Task prompt — All lines in the entries below that hold "optional" make up the answer.

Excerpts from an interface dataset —
*** Begin section ***

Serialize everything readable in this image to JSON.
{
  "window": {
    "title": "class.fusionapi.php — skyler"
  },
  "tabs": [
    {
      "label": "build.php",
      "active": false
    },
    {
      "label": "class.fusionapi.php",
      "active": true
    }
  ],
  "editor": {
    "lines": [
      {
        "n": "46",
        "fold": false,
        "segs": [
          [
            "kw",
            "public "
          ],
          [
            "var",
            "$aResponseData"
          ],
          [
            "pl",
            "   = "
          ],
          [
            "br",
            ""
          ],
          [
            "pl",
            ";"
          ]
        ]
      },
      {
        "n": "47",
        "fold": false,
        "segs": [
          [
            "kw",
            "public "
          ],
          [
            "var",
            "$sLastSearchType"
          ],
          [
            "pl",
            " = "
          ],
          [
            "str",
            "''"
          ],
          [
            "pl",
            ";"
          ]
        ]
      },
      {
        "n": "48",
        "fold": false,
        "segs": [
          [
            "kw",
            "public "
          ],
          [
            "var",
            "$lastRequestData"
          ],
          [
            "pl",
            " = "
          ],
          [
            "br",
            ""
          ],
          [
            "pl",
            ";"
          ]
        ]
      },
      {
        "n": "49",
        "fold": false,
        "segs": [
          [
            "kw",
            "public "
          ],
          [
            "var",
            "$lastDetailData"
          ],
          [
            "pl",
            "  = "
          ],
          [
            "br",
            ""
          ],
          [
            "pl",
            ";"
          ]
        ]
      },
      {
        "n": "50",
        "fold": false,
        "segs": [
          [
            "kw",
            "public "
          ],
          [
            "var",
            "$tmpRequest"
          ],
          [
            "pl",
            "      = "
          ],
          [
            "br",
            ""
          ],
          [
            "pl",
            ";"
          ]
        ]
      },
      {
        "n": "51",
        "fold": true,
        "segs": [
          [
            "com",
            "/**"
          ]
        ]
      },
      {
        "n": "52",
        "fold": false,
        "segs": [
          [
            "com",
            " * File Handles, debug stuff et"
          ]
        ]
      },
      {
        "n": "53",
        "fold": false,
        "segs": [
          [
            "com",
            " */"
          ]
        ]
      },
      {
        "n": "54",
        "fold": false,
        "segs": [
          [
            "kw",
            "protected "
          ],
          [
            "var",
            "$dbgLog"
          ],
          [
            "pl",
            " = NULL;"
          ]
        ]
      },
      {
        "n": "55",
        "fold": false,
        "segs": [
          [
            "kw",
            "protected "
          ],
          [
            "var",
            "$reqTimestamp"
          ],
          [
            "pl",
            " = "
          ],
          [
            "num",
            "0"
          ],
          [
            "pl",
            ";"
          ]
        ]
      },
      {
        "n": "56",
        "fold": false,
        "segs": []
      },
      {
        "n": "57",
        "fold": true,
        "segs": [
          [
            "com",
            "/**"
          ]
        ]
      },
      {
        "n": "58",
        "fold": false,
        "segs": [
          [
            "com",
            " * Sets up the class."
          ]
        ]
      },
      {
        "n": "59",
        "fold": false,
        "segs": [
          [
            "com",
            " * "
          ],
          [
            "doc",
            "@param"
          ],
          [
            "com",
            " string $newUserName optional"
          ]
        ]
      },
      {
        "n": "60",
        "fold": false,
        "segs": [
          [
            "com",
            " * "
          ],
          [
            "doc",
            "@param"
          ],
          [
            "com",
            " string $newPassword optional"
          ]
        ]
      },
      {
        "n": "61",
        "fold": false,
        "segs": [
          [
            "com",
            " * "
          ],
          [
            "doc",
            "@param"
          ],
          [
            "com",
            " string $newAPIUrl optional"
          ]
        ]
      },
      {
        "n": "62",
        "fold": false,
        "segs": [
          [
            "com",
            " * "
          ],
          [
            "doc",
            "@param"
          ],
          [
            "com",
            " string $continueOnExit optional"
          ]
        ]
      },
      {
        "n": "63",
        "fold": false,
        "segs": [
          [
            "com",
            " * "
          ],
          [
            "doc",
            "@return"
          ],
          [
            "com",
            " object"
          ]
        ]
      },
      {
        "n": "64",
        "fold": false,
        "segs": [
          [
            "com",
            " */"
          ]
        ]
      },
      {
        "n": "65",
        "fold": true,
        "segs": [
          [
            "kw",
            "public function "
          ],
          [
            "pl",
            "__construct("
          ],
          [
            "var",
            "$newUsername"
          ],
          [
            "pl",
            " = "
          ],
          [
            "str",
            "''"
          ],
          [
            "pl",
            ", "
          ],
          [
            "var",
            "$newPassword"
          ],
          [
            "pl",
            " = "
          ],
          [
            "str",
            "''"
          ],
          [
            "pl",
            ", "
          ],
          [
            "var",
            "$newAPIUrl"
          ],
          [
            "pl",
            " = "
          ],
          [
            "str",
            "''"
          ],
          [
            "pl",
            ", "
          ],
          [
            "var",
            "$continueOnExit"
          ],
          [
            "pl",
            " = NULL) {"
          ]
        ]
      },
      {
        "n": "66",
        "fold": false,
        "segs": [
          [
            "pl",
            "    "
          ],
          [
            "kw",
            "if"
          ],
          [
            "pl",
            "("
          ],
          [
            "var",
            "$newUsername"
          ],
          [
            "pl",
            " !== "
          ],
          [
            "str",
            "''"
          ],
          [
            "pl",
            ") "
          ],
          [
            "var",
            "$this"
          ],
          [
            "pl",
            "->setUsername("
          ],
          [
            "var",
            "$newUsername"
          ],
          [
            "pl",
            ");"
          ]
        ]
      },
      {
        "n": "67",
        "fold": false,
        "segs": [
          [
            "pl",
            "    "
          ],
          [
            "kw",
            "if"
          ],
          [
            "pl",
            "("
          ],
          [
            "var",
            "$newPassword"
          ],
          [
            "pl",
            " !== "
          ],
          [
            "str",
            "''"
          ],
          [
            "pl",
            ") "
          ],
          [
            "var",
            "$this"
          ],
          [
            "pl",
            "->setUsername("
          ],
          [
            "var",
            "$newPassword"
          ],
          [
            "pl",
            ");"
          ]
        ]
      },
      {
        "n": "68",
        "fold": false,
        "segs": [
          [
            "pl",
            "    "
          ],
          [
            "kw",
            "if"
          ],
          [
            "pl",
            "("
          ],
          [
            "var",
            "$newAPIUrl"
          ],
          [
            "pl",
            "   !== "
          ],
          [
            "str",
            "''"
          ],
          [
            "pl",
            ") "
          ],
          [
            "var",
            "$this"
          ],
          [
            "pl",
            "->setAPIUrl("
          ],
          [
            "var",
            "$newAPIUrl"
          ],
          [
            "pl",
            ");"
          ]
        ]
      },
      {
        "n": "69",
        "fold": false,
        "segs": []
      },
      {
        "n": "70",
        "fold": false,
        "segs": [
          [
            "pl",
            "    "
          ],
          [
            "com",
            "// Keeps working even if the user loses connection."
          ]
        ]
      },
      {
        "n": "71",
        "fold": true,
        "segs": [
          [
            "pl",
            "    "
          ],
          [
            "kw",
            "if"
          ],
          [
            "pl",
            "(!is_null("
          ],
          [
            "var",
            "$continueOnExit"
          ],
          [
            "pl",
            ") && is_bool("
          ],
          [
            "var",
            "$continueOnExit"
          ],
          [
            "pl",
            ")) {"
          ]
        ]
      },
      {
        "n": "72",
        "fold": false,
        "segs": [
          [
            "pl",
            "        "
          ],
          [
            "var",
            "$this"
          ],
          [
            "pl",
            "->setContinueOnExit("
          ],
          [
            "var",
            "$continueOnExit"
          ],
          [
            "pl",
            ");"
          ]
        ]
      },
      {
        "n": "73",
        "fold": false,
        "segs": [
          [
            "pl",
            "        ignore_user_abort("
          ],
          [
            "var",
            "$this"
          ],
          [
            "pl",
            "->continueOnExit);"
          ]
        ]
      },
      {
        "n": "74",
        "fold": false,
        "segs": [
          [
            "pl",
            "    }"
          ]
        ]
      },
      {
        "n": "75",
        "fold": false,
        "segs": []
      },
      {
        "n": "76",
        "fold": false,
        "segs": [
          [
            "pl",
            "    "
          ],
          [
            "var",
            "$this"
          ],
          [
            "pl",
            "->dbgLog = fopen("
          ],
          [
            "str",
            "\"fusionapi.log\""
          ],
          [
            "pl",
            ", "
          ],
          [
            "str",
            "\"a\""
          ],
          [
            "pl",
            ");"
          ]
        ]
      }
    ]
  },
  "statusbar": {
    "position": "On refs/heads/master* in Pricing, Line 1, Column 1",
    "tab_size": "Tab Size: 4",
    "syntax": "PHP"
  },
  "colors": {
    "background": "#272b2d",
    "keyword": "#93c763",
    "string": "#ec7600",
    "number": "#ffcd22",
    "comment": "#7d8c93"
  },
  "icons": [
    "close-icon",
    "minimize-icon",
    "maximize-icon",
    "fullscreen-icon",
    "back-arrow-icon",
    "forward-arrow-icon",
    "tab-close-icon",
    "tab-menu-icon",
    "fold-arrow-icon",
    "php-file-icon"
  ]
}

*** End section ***

Answer section —
            " string $newUserName optional"
            " string $newPassword optional"
            " string $newAPIUrl optional"
            " string $continueOnExit optional"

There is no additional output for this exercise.